COLUMBUS, Ohio - After a hard fought four-month campaign, the Columbus, Ohio, Catholic Diocese has been forced to reach agreement with a discharged 19-year teacher, Carla Hale. The diocese fired Hale for being gay, after she returned to work from burying her mother, because her mother's obituary stated that she "was survived by Carla and her partner."
The undisclosed settlement is believed to include substantial back pay and an official clearing of Hale's record.
"We are happy to announce a settlement to this long dispute," said Hale's attorney, Tom Tottle.
"Carla has been overwhelmed by the massive outpouring of support she received, especially from the students and alumni of Watterson, who have been so important in her life. Carla is just happy that she'll be getting back to the classroom, which is where she always wanted to be," he said.
"She appreciates the support given her by HaleStorm Ohio, Pride@Work and the AFL-CIO without whose help this settlement would not have been possible."
Hale is planning to work as a substitute teacher in the Columbus area and is expected to receive numerous job offers, now that her long fight with the diocese is over.
HaleStorm Ohio is the grassroots support group of Bishop Watterson High School students, alumni, parents and community volunteers that sprang to the teacher's aid when the diocese announced her discharge. The group organized a petition drive that garnered hundreds of thousands of signatures demanding Hale's reinstatement.
Since her firing, HaleStorm Ohio regularly held large rallies outside the diocese in Columbus, as well as getting out posters, buttons and flyers in her support. HaleStorm also held a huge fund raising party in support of Carla's reinstatement. The growing movement had become a real thorn in the diocese' side, as HaleStorm groups showed up wherever diocese spokesmen appeared.

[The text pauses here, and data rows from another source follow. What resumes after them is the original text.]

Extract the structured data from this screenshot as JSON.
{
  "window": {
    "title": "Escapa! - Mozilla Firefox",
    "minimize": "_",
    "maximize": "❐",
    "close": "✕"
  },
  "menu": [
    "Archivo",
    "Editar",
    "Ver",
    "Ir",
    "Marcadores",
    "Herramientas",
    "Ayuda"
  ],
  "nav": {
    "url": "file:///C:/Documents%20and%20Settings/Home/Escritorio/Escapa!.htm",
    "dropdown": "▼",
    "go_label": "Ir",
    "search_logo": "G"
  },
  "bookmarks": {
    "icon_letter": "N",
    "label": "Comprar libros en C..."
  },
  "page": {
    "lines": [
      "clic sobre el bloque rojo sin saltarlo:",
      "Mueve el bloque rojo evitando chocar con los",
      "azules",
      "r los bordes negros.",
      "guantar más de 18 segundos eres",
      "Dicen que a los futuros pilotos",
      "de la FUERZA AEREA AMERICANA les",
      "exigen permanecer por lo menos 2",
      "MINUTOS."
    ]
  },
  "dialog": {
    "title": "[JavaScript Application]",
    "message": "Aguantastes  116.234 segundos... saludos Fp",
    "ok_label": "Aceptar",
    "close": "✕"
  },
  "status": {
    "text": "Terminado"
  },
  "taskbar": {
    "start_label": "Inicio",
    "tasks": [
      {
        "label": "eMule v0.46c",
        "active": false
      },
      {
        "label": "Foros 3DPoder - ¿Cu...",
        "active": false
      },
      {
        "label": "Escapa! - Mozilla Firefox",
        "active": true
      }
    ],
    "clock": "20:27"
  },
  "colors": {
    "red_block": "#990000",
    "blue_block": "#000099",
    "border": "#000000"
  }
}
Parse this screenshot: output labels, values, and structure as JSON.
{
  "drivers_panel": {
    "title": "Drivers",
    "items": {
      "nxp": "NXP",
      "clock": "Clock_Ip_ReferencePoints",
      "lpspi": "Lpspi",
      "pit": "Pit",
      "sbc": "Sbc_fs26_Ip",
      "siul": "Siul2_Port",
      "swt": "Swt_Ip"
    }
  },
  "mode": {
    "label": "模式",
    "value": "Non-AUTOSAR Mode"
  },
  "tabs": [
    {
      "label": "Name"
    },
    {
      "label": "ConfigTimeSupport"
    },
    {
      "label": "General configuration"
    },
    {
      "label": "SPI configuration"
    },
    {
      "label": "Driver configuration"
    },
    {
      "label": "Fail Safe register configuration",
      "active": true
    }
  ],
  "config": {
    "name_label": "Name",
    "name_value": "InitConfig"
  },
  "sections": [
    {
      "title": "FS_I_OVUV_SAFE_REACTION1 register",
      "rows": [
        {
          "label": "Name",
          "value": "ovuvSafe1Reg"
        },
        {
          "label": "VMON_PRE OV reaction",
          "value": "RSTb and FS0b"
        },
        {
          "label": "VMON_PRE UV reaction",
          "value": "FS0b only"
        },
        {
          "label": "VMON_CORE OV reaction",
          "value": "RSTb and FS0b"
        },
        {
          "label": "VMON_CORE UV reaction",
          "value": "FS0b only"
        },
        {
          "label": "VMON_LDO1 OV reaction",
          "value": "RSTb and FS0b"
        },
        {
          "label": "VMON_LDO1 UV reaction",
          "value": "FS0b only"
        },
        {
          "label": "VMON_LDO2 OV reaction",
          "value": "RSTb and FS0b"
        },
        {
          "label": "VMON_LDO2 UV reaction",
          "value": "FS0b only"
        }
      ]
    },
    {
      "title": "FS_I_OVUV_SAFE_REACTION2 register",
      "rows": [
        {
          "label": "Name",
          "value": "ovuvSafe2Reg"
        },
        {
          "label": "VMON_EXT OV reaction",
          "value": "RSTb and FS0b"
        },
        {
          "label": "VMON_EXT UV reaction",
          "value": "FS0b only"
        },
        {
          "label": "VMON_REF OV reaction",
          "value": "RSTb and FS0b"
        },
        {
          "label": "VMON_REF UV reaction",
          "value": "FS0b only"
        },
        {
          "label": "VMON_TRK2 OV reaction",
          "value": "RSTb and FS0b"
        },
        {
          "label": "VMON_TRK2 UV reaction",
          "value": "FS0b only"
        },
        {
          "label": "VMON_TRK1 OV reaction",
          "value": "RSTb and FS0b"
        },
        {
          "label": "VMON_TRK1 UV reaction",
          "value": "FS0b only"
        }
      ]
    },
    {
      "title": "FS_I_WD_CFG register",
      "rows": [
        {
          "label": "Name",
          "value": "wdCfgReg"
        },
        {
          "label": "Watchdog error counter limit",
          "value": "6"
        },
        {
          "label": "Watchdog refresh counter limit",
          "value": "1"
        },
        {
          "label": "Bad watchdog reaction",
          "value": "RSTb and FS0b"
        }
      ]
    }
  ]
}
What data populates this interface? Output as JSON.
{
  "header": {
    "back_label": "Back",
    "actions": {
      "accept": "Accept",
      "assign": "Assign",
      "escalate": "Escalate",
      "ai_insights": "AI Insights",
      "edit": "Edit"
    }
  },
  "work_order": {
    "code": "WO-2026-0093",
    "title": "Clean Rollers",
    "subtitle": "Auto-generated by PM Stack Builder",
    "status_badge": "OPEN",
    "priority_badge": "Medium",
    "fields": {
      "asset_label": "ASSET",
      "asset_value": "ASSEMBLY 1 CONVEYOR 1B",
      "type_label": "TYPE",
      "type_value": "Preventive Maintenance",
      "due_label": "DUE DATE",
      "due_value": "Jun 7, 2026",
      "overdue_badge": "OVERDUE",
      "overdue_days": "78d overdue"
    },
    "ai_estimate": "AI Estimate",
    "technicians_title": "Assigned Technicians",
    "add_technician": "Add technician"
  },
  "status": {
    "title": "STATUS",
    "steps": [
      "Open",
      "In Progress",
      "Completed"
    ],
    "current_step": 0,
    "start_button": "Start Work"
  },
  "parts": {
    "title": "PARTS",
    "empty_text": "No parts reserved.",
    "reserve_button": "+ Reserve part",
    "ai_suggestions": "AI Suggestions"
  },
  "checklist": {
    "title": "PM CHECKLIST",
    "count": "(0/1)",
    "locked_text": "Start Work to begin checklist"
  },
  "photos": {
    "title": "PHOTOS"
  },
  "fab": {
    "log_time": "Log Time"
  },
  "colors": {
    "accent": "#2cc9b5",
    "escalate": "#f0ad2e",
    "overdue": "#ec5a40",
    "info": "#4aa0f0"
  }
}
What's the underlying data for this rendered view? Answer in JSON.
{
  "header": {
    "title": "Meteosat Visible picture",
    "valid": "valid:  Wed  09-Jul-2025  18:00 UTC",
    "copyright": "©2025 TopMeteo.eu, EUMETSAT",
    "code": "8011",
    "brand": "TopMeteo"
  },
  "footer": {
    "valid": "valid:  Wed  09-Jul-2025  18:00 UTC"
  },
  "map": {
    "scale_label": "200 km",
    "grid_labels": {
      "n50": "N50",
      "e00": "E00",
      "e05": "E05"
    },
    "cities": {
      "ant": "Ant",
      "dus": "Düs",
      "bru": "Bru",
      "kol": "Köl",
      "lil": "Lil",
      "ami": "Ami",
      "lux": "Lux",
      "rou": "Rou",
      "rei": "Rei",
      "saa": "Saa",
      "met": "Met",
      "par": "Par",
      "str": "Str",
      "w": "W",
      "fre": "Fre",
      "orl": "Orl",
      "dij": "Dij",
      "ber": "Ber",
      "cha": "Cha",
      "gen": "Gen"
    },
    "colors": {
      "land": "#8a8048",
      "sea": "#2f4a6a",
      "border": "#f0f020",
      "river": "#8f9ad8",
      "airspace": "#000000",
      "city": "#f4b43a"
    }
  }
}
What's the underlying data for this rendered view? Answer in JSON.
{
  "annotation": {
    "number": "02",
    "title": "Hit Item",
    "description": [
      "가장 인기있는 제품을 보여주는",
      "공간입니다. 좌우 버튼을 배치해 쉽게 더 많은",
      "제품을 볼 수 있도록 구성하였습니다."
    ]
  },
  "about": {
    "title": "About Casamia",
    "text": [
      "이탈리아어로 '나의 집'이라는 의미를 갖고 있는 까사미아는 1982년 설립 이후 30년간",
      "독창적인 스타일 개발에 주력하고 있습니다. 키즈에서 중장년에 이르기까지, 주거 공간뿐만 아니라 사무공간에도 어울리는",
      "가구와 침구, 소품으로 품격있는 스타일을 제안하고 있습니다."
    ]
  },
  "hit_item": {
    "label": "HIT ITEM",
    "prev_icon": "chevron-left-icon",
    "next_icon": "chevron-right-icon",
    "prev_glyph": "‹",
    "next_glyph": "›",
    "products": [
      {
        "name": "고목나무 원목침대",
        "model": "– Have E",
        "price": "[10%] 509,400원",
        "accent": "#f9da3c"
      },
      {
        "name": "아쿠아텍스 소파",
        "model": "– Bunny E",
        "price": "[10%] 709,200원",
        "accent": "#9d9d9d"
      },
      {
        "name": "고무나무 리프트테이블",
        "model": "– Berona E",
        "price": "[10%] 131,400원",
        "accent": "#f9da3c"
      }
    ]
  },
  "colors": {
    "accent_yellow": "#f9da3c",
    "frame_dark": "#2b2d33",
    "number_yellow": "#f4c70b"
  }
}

It became a crisis when donors began to withhold funds and angry parents of Watterson students disrupted the annual diocese fundraising dinner.
Amanda Finelli, chair of HaleStorm Ohio, said that she had always viewed this struggle "through a long range lens."
"We are just overjoyed that Carla will again be able to make a living and raise her family, but I've always seen this as just part of an overall struggle for justice. We still need to push the church to change its policy of discriminating against LGBT teachers. Our struggle is part of the fight of all of us to make this a better, more just world."
The fight to support Hale hit a crisis point of its own in June, when the in-house Catholic "company union" that was supposed to represent her announced they would not do so. This inspired the Central Ohio AFL-CIO labor federation, Union Retiree Federation and Pride@Work to come to Carla and HaleStorm Ohio's support.
In an unprecedented development, for the first time, organized labor officially entered a float in the massive Columbus Pride Parade, estimated this year at over 300,000 participants. As well, led by Pride@Work, the AFL-CIO partnered with HaleStorm at the huge Columbus Gay Rights Festival.
President of Ohio Pride@Work Glen Skeen, a Communications Workers of America officer who helped organize the solidarity effort, said the labor effort really made a positive impression on everyone.
"I can't tell you how important it was for people who have been marginalized, who were left out of society, to see unions and the community standing up for them. The response has been overwhelming!" he said.
"This is an important victory," Skeen said, "really a victory not just for LGBT folks, but everyone fighting for justice. The importance of the new open alliance between organized labor and the LGBT community cannot be overstated. We stand shoulder to shoulder, as well, with all the people celebrating the 50th anniversary of the great civil rights march and continuing the fight for justice. This is just one step on the road to justice for all people!"
Photo: Via HaleStorm